> WHAT YOU SHOULD DO
The following entries are to be retyped in full, exactly as written.
<<<<
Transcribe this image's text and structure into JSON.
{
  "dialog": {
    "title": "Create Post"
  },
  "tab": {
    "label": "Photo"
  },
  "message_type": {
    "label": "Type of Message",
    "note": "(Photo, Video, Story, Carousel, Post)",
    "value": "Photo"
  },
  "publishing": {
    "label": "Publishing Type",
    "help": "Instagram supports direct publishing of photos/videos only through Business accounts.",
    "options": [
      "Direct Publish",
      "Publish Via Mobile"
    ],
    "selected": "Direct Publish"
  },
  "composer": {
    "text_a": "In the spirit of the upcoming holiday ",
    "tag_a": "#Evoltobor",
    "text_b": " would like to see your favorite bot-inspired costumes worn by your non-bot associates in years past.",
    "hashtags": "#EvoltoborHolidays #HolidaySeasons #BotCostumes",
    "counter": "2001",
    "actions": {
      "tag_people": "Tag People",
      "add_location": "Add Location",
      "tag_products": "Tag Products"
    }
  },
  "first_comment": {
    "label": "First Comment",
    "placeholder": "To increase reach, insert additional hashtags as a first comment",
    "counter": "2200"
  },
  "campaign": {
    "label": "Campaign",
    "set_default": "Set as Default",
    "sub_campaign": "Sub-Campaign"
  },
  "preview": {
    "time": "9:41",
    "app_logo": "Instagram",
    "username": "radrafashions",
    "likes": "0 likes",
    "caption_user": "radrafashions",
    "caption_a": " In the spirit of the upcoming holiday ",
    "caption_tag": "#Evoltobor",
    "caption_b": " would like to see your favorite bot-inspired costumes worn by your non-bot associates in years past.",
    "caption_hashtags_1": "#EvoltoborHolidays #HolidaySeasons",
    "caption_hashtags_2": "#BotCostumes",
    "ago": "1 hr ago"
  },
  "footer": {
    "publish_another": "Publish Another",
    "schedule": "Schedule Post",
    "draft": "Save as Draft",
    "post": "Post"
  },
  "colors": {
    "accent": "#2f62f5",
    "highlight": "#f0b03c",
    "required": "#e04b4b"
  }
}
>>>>
> THE ANSWER
Transcribe this image's text and structure into JSON.
{
  "dialog": {
    "title": "Create Post"
  },
  "tab": {
    "label": "Photo"
  },
  "message_type": {
    "label": "Type of Message",
    "note": "(Photo, Video, Story, Carousel, Post)",
    "value": "Photo"
  },
  "publishing": {
    "label": "Publishing Type",
    "help": "Instagram supports direct publishing of photos/videos only through Business accounts.",
    "options": [
      "Direct Publish",
      "Publish Via Mobile"
    ],
    "selected": "Direct Publish"
  },
  "composer": {
    "text_a": "In the spirit of the upcoming holiday ",
    "tag_a": "#Evoltobor",
    "text_b": " would like to see your favorite bot-inspired costumes worn by your non-bot associates in years past.",
    "hashtags": "#EvoltoborHolidays #HolidaySeasons #BotCostumes",
    "counter": "2001",
    "actions": {
      "tag_people": "Tag People",
      "add_location": "Add Location",
      "tag_products": "Tag Products"
    }
  },
  "first_comment": {
    "label": "First Comment",
    "placeholder": "To increase reach, insert additional hashtags as a first comment",
    "counter": "2200"
  },
  "campaign": {
    "label": "Campaign",
    "set_default": "Set as Default",
    "sub_campaign": "Sub-Campaign"
  },
  "preview": {
    "time": "9:41",
    "app_logo": "Instagram",
    "username": "radrafashions",
    "likes": "0 likes",
    "caption_user": "radrafashions",
    "caption_a": " In the spirit of the upcoming holiday ",
    "caption_tag": "#Evoltobor",
    "caption_b": " would like to see your favorite bot-inspired costumes worn by your non-bot associates in years past.",
    "caption_hashtags_1": "#EvoltoborHolidays #HolidaySeasons",
    "caption_hashtags_2": "#BotCostumes",
    "ago": "1 hr ago"
  },
  "footer": {
    "publish_another": "Publish Another",
    "schedule": "Schedule Post",
    "draft": "Save as Draft",
    "post": "Post"
  },
  "colors": {
    "accent": "#2f62f5",
    "highlight": "#f0b03c",
    "required": "#e04b4b"
  }
}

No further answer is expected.